◆ WORK TASK: Make your reply a word-for-word repeat of the records.

◆ LISTED RECORDS:
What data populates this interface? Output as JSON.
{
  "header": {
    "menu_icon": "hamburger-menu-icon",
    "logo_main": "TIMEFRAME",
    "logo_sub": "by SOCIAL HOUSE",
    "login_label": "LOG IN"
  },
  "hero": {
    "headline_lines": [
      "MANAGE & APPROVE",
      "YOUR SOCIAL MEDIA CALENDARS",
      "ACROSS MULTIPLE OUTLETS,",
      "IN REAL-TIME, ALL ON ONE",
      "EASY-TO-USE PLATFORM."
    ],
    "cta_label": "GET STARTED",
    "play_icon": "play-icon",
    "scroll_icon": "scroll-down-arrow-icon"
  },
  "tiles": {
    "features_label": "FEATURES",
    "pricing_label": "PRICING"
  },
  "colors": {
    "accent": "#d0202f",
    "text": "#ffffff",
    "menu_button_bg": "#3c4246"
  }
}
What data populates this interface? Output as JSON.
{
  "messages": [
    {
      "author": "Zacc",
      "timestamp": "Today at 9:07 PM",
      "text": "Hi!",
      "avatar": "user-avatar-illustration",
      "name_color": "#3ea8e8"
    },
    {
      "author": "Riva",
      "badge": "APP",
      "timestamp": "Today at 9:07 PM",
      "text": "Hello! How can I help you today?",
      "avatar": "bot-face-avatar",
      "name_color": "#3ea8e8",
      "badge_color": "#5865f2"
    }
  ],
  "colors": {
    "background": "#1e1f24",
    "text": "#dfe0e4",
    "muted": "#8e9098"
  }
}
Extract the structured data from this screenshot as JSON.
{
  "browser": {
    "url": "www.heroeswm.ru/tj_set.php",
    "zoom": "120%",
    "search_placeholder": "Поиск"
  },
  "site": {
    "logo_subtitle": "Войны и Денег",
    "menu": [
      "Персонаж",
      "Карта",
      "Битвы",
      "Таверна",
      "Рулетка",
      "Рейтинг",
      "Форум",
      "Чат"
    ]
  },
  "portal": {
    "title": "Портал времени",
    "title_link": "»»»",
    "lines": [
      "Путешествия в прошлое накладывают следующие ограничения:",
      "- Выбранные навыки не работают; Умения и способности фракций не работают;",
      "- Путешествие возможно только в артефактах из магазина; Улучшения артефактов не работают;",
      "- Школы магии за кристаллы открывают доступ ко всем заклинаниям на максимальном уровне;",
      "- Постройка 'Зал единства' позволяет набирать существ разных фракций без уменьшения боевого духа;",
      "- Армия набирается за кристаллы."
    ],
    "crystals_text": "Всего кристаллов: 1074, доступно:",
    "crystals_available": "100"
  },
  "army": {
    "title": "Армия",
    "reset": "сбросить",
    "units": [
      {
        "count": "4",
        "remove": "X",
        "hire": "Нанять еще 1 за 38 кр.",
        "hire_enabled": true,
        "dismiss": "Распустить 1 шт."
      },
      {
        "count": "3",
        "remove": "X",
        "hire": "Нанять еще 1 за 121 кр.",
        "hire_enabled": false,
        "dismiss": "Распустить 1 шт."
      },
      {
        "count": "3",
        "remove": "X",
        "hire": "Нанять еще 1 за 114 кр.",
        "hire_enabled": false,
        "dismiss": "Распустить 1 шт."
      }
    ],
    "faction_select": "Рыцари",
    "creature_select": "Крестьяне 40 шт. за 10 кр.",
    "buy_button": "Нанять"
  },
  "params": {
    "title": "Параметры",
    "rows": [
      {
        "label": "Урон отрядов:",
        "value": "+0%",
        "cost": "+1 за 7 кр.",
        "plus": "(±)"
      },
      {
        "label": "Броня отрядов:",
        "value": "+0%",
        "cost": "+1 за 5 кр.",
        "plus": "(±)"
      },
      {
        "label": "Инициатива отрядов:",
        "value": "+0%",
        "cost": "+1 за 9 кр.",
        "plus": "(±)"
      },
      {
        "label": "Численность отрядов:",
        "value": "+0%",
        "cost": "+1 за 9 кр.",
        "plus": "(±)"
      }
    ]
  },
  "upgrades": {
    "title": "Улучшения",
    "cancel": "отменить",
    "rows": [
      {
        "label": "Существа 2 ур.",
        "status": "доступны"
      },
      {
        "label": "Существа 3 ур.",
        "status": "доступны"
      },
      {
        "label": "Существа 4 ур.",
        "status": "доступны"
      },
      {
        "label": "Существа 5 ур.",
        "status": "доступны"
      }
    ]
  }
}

◆ YOUR SOLUTION:
What data populates this interface? Output as JSON.
{
  "header": {
    "menu_icon": "hamburger-menu-icon",
    "logo_main": "TIMEFRAME",
    "logo_sub": "by SOCIAL HOUSE",
    "login_label": "LOG IN"
  },
  "hero": {
    "headline_lines": [
      "MANAGE & APPROVE",
      "YOUR SOCIAL MEDIA CALENDARS",
      "ACROSS MULTIPLE OUTLETS,",
      "IN REAL-TIME, ALL ON ONE",
      "EASY-TO-USE PLATFORM."
    ],
    "cta_label": "GET STARTED",
    "play_icon": "play-icon",
    "scroll_icon": "scroll-down-arrow-icon"
  },
  "tiles": {
    "features_label": "FEATURES",
    "pricing_label": "PRICING"
  },
  "colors": {
    "accent": "#d0202f",
    "text": "#ffffff",
    "menu_button_bg": "#3c4246"
  }
}
What data populates this interface? Output as JSON.
{
  "messages": [
    {
      "author": "Zacc",
      "timestamp": "Today at 9:07 PM",
      "text": "Hi!",
      "avatar": "user-avatar-illustration",
      "name_color": "#3ea8e8"
    },
    {
      "author": "Riva",
      "badge": "APP",
      "timestamp": "Today at 9:07 PM",
      "text": "Hello! How can I help you today?",
      "avatar": "bot-face-avatar",
      "name_color": "#3ea8e8",
      "badge_color": "#5865f2"
    }
  ],
  "colors": {
    "background": "#1e1f24",
    "text": "#dfe0e4",
    "muted": "#8e9098"
  }
}
Extract the structured data from this screenshot as JSON.
{
  "browser": {
    "url": "www.heroeswm.ru/tj_set.php",
    "zoom": "120%",
    "search_placeholder": "Поиск"
  },
  "site": {
    "logo_subtitle": "Войны и Денег",
    "menu": [
      "Персонаж",
      "Карта",
      "Битвы",
      "Таверна",
      "Рулетка",
      "Рейтинг",
      "Форум",
      "Чат"
    ]
  },
  "portal": {
    "title": "Портал времени",
    "title_link": "»»»",
    "lines": [
      "Путешествия в прошлое накладывают следующие ограничения:",
      "- Выбранные навыки не работают; Умения и способности фракций не работают;",
      "- Путешествие возможно только в артефактах из магазина; Улучшения артефактов не работают;",
      "- Школы магии за кристаллы открывают доступ ко всем заклинаниям на максимальном уровне;",
      "- Постройка 'Зал единства' позволяет набирать существ разных фракций без уменьшения боевого духа;",
      "- Армия набирается за кристаллы."
    ],
    "crystals_text": "Всего кристаллов: 1074, доступно:",
    "crystals_available": "100"
  },
  "army": {
    "title": "Армия",
    "reset": "сбросить",
    "units": [
      {
        "count": "4",
        "remove": "X",
        "hire": "Нанять еще 1 за 38 кр.",
        "hire_enabled": true,
        "dismiss": "Распустить 1 шт."
      },
      {
        "count": "3",
        "remove": "X",
        "hire": "Нанять еще 1 за 121 кр.",
        "hire_enabled": false,
        "dismiss": "Распустить 1 шт."
      },
      {
        "count": "3",
        "remove": "X",
        "hire": "Нанять еще 1 за 114 кр.",
        "hire_enabled": false,
        "dismiss": "Распустить 1 шт."
      }
    ],
    "faction_select": "Рыцари",
    "creature_select": "Крестьяне 40 шт. за 10 кр.",
    "buy_button": "Нанять"
  },
  "params": {
    "title": "Параметры",
    "rows": [
      {
        "label": "Урон отрядов:",
        "value": "+0%",
        "cost": "+1 за 7 кр.",
        "plus": "(±)"
      },
      {
        "label": "Броня отрядов:",
        "value": "+0%",
        "cost": "+1 за 5 кр.",
        "plus": "(±)"
      },
      {
        "label": "Инициатива отрядов:",
        "value": "+0%",
        "cost": "+1 за 9 кр.",
        "plus": "(±)"
      },
      {
        "label": "Численность отрядов:",
        "value": "+0%",
        "cost": "+1 за 9 кр.",
        "plus": "(±)"
      }
    ]
  },
  "upgrades": {
    "title": "Улучшения",
    "cancel": "отменить",
    "rows": [
      {
        "label": "Существа 2 ур.",
        "status": "доступны"
      },
      {
        "label": "Существа 3 ур.",
        "status": "доступны"
      },
      {
        "label": "Существа 4 ур.",
        "status": "доступны"
      },
      {
        "label": "Существа 5 ур.",
        "status": "доступны"
      }
    ]
  }
}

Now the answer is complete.